Getting parent window like a ContainerControl does

I’ve been using a modified container control as one of my classes simply so that it is able to get the handle from the Window that it is embedded within. It works great, but I don’t require 99% of what is inside a ContainerControl - only that small piece of functionality aforementioned.

How does the ContainerControl know what window it is embedded within? I’ve tried to use parentWindow but I must be doing it wrong, because it’s not working the same.

Have you tried .parent?

Containers, windows, and controls (on the desktop, not web) have a TrueWindow property that returns the enclosing window (or Nil, if none.

Thanks for the replies.

If I wanted to mimic the TrueWindow property for my class, how would I do it? If I created a property called Window or Rectcontrol in my class, I don’t know what to do beyond that point to get that property to store the parent window.

Why would you want to mimic something existing?

Anyhow, in the open event of the container set your property to the TrueWindow property.

I want to mimic the thing that exists in only one aspect, not in its entirety. To explain it with an analogy: “I want to wear the feather of the bird and discard its body, rather than wear the entire bird.” In the same way, I want to use the way a ContainerControl knows which Window it’s embedded in, but without all the rest of the stuff like “Width”, “Height”, etc. My class should be embedded in a Window but it will never be seen. Most of the things in a ContainerControl aren’t needed, so I seek to strip them away.

Due to all of that, my class has no events. I might have the answer though, by passing in a parent from the constructor. If it works, I’ll report back that it did.

With much cursing and some help I got it to behave sort of how I want it to. The downsides are that I have to initialise the class in the open event of a Window and it no longer behaves like an invisible control. Fortunately, it leaves a smaller memory footprint than it did.

What I did:

  1. Made a new computed property in the class called “Parent” as a WeakRef
    Set is blank, Get is:
  dim anObject as Object
  if mParent <> nil then
    anObject = mParent.Value
    if anObject isA Window then
      return Window(anObject)
    end if
  end if[/code]
2.  New constructor with parameter: theParent as object
[code]  mParent = new WeakRef(theParent)
  1. Initialise the class in the open event of my window:
myClass = new class1(self)

Now the class has the Window that it needs.

Poking around in the debugger, I’ve found something that might work.

Using Introspection, you can get a reference to the undocumented ownerWindow property.
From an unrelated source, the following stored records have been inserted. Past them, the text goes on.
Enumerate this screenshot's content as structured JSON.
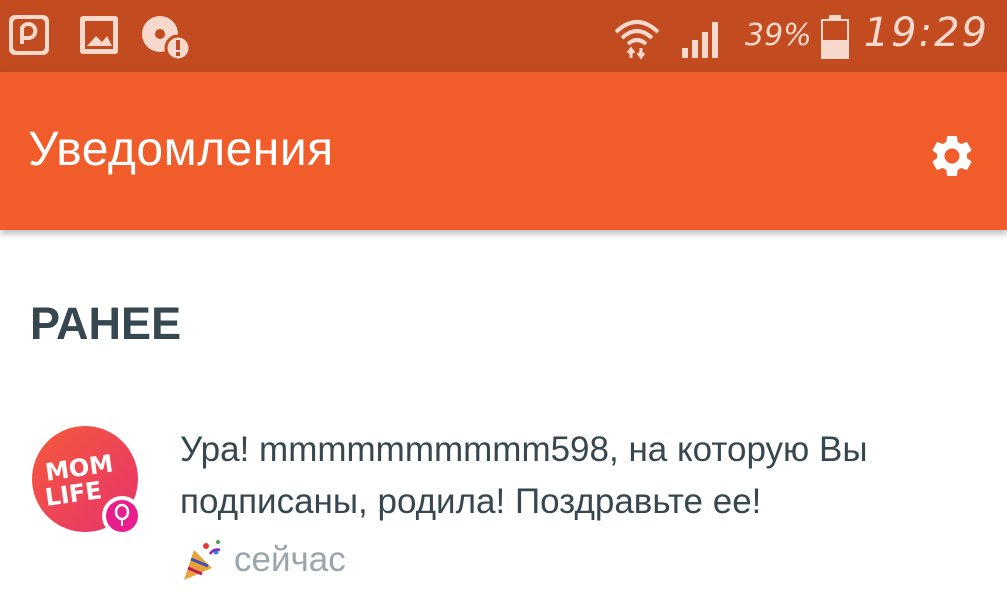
{
  "status_bar": {
    "time": "19:29",
    "battery_percent": "39%",
    "left_icons": [
      "app-notification-icon",
      "gallery-icon",
      "alert-disc-icon"
    ],
    "right_icons": [
      "wifi-icon",
      "signal-icon",
      "battery-icon"
    ],
    "background_color": "#C34B20"
  },
  "toolbar": {
    "title": "Уведомления",
    "settings_icon": "gear-icon",
    "background_color": "#F05C2A"
  },
  "section": {
    "header": "РАНЕЕ"
  },
  "notifications": [
    {
      "avatar_text": "MOM LIFE",
      "badge_icon": "balloon-icon",
      "text": "Ура! mmmmmmmmmm598, на которую Вы подписаны, родила! Поздравьте ее!",
      "emoji_icon": "party-popper-icon",
      "time": "сейчас"
    }
  ]
}
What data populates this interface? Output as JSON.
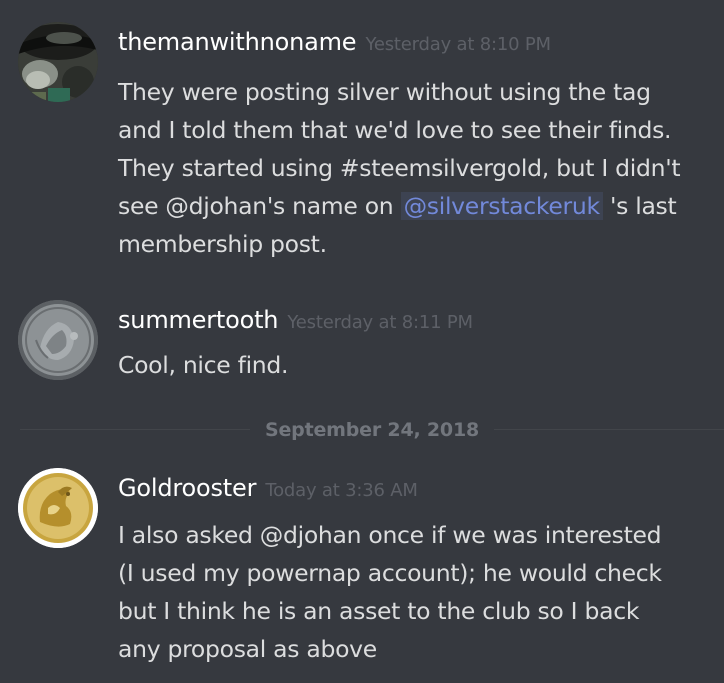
{
  "messages": [
    {
      "username": "themanwithnoname",
      "timestamp": "Yesterday at 8:10 PM",
      "body_lines": [
        "They were posting silver without using the tag",
        "and I told them that we'd love to see their finds.",
        "They started using #steemsilvergold, but I didn't",
        "see @djohan's name on ",
        "membership post."
      ],
      "mention": "@silverstackeruk",
      "after_mention": " 's last",
      "avatar_icon": "user-avatar-hat"
    },
    {
      "username": "summertooth",
      "timestamp": "Yesterday at 8:11 PM",
      "body_lines": [
        "Cool, nice find."
      ],
      "avatar_icon": "silver-coin-avatar"
    },
    {
      "username": "Goldrooster",
      "timestamp": "Today at 3:36 AM",
      "body_lines": [
        "I also asked @djohan once if we was interested",
        "(I used my powernap account); he would check",
        "but I think he is an asset to the club so I back",
        "any proposal as above"
      ],
      "avatar_icon": "gold-coin-avatar"
    }
  ],
  "divider": {
    "date_label": "September 24, 2018"
  },
  "colors": {
    "background": "#36393f",
    "username": "#ffffff",
    "timestamp": "#5d6067",
    "body_text": "#dcddde",
    "mention": "#7289da",
    "divider_text": "#72767d"
  }
}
This property appears to belong to the Object class, from which all other classes inherit.

Function GetOwner(MyObject As Object) As Window
  ' Pass any non-nil object. Returns a reference to the object's window, or Nil if no window.
  Dim props() As Introspection.PropertyInfo = Introspection.GetType(MyObject).GetProperties
  Dim ParentWindow As Window
  For Each p As Introspection.PropertyInfo In props
    If p.Name = "ownerWindow" Then
      ParentWindow = p.Value(MyObject)
      Exit For
    End If
  Return ParentWindow
End Function

Since ownerWindow is apparently undocumented, it may be altered or removed in future versions without warning.
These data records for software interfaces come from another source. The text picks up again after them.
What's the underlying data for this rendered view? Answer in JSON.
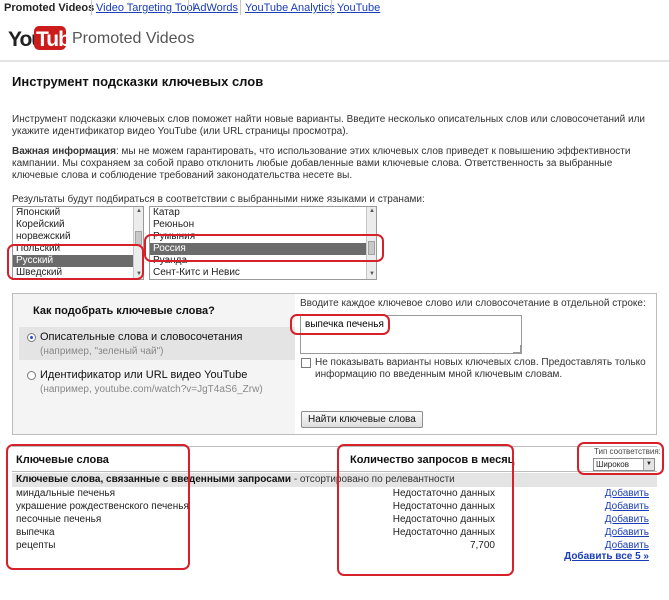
{
  "topnav": {
    "current": "Promoted Videos",
    "links": [
      "Video Targeting Tool",
      "AdWords",
      "YouTube Analytics",
      "YouTube"
    ]
  },
  "logo": {
    "you": "You",
    "tube": "Tube",
    "product": "Promoted Videos"
  },
  "page": {
    "title": "Инструмент подсказки ключевых слов",
    "intro": "Инструмент подсказки ключевых слов поможет найти новые варианты. Введите несколько описательных слов или словосочетаний или укажите идентификатор видео YouTube (или URL страницы просмотра).",
    "important_label": "Важная информация",
    "important_text": ": мы не можем гарантировать, что использование этих ключевых слов приведет к повышению эффективности кампании. Мы сохраняем за собой право отклонить любые добавленные вами ключевые слова. Ответственность за выбранные ключевые слова и соблюдение требований законодательства несете вы.",
    "results_note": "Результаты будут подбираться в соответствии с выбранными ниже языками и странами:"
  },
  "languages": {
    "options": [
      "Японский",
      "Корейский",
      "норвежский",
      "Польский",
      "Русский",
      "Шведский"
    ],
    "selected": "Русский"
  },
  "countries": {
    "options": [
      "Катар",
      "Реюньон",
      "Румыния",
      "Россия",
      "Руанда",
      "Сент-Китс и Невис"
    ],
    "selected": "Россия"
  },
  "panel": {
    "question": "Как подобрать ключевые слова?",
    "option1_title": "Описательные слова и словосочетания",
    "option1_hint": "(например, \"зеленый чай\")",
    "option2_title": "Идентификатор или URL видео YouTube",
    "option2_hint": "(например, youtube.com/watch?v=JgT4aS6_Zrw)",
    "instruction": "Вводите каждое ключевое слово или словосочетание в отдельной строке:",
    "textarea_value": "выпечка печенья",
    "checkbox_label": "Не показывать варианты новых ключевых слов. Предоставлять только информацию по введенным мной ключевым словам.",
    "find_button": "Найти ключевые слова"
  },
  "results": {
    "col_keywords": "Ключевые слова",
    "col_volume": "Количество запросов в месяц",
    "match_type_label": "Тип соответствия:",
    "match_type_value": "Широков",
    "group_title": "Ключевые слова, связанные с введенными запросами",
    "group_sort": " - отсортировано по релевантности",
    "rows": [
      {
        "keyword": "миндальные печенья",
        "volume": "Недостаточно данных",
        "action": "Добавить"
      },
      {
        "keyword": "украшение рождественского печенья",
        "volume": "Недостаточно данных",
        "action": "Добавить"
      },
      {
        "keyword": "песочные печенья",
        "volume": "Недостаточно данных",
        "action": "Добавить"
      },
      {
        "keyword": "выпечка",
        "volume": "Недостаточно данных",
        "action": "Добавить"
      },
      {
        "keyword": "рецепты",
        "volume": "7,700",
        "action": "Добавить"
      }
    ],
    "add_all": "Добавить все 5 »"
  },
  "colors": {
    "link": "#1a3db8",
    "highlight_outline": "#d6202a",
    "logo_red": "#cc1b1b",
    "selected_row": "#6b6b6b"
  }
}
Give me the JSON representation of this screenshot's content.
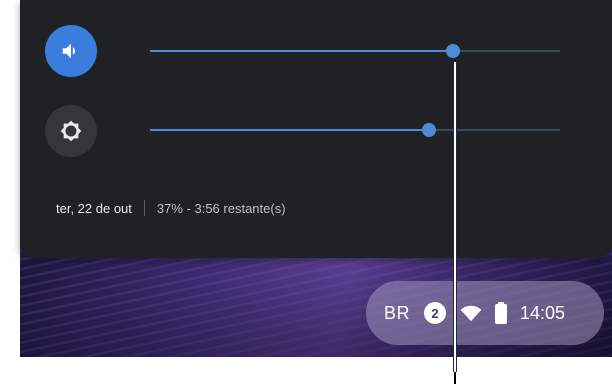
{
  "quick_settings": {
    "volume": {
      "icon": "speaker-icon",
      "level": 0.74
    },
    "brightness": {
      "icon": "brightness-icon",
      "level": 0.68
    },
    "date": "ter, 22 de out",
    "battery_status": "37% - 3:56 restante(s)"
  },
  "tray": {
    "ime": "BR",
    "notification_count": "2",
    "wifi_icon": "wifi-icon",
    "battery_icon": "battery-icon",
    "time": "14:05"
  },
  "colors": {
    "panel": "#202124",
    "accent": "#4f8ad9",
    "volume_button": "#3b7ddd"
  }
}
I’m not sure why this is so confusing, but yeah - since your class is an abstract class (not a user interface element) it has no implicit knowledge of even being embedded into a window, because it could just as well be a property of some other abstract class that has nothing to do with a window.

Since its associated window will never change, you can store a reference to the window in the class itself. When the window opens, you’ll need to pass a reference to the window into it; I usually have an Init(w as window) method that gets called in Window.Open.

Note, however, that your class may not have been instantiated by the time Window.Open does its thing. The safest way to get around this is to declare a property of the window that stores a reference to an instantiation of your class; then, in Window.Open, do an explicit instantiation (myProperty=New MyClass) and initialize it from there. Your constructor might even be MyClass.Constructor(containingWindow) to prevent the class from being created without receiving a reference to a window, if that’s important for its operation…

If you drop an instance of a class onto a window, then the window will call the nearest constructor that expects no parameters (all the way up to Object.Constructor().) This is true even if the nearest such constructor is protected; if the nearest Constructor() is private, the compiler will give you a rather unhelpful error and refuse to build.

Take into consideration that ‘ownerwindow’ is undocumented and in fact not recommended to use in new projects.

ownerWindow WILL disappear
It’s an implementation detail that leaked out

I am afraid we woke up sleeping dogs :slight_smile:

add an event that you can raise that ASKS for the window
then you can call it just like any function in your class & it can get whatever the implementor of that event returns

… or introspect the Window() method of RectControl like Norman proposed here: